But that’s exactly what’s happened. Revel’s owners have announced that the casino will be closing its doors on September 10, costing more than 3,100 employees their jobs. The casino, which ran up $2.4 billion to complete, will close without ever having turned a profit.
It was then up to casino suits to break the bad news to its work force in an issued statement.
“We regret the impact this decision has on our Revel employees who have worked so hard to maximize the potential of the property,” casino management said. “We thank them for their professionalism and dedication; however we are faced with several unavoidable circumstances.”
No Suitable Buyer Found
The plan was to sell the casino in bankruptcy court last week. However, casino officials requested a postponement until Thursday to give themselves a chances to look over any bids that had been received from potential buyers. But no suitable deal was found.
The announcement doesn’t necessarily mean that Revel will never find a buyer or reopen. The company says they are still looking for a new buyer through the bankruptcy courts. However, the timeline is now such that even if this happens, it will take place after the casino has already been shut down.

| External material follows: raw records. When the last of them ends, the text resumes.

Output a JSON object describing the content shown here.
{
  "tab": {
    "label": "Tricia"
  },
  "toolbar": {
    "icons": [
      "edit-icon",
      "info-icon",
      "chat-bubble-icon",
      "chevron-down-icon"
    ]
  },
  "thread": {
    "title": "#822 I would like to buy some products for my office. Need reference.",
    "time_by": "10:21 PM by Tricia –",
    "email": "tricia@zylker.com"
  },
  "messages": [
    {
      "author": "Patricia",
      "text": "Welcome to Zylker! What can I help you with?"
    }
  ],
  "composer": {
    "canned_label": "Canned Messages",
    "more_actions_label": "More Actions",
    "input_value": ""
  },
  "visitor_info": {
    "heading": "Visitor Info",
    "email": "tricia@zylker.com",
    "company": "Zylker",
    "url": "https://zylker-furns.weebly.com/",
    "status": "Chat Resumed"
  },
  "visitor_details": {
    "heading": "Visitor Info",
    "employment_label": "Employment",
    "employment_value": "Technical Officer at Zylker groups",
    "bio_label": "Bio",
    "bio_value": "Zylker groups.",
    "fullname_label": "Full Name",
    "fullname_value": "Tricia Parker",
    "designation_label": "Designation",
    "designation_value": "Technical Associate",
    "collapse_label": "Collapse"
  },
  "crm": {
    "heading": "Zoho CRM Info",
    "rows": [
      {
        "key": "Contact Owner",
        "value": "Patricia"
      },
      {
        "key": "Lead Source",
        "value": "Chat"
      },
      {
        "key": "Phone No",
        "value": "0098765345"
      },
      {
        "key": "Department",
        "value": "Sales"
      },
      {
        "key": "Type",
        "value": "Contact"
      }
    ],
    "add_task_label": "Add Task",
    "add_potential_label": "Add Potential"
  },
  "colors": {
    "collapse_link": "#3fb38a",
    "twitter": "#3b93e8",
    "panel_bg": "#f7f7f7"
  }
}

“We hope that Revel can be a successful and vital component of Atlantic City under a proper ownership and reorganized expense structure,” the company wrote. “We will continue to endeavor toward a placement with such an owner, but there can be no assurance as to the outcome of the pending bankruptcy process.”
High Hopes Turn to Huge Losses
The Revel opened in April 2012 as a new luxury venue that would try to stand with the Borgata (the last new Atlantic City casino, which had opened nearly a decade earlier) as a high-end resort where the casino was just one of many attractions. As a part of that strategy, Revel didn’t look to attract the low-end day trippers that make up a large part of Atlantic City’s gambling market: they didn’t offer bus trips to the casino, for instance. It also opened as a completely non-smoking casino, an approach that also failed miserably and was eventually changed to accommodate some smokers, but way too late.
This strategy failed, and seemed to actively turn off many potential customers. That led to the first bankruptcy for the venue in 2013. Revel then tried to rebound from that failure under new ownership, which attempted to put more emphasis on the casino and attract a broader range of customers.
The new strategy did help the balance book somewhat, but it wasn’t nearly enough to make the Revel profitable. The new owners filed for Revel’s second bankruptcy in June.
The news will mean that a total of four casinos in Atlantic City will be closing in 2014 out of the 12 that were in operation at the start of the year. The Atlantic Club closed in January, while the Showboat, Revel and Trump Plaza are all planning to close within a few weeks of each other at the end of the summer. While the closures will cost casino workers jobs and could accelerate the decline of the Atlantic City casino market, many experts believe that having fewer casinos could leave more customers for the remaining venues in the city.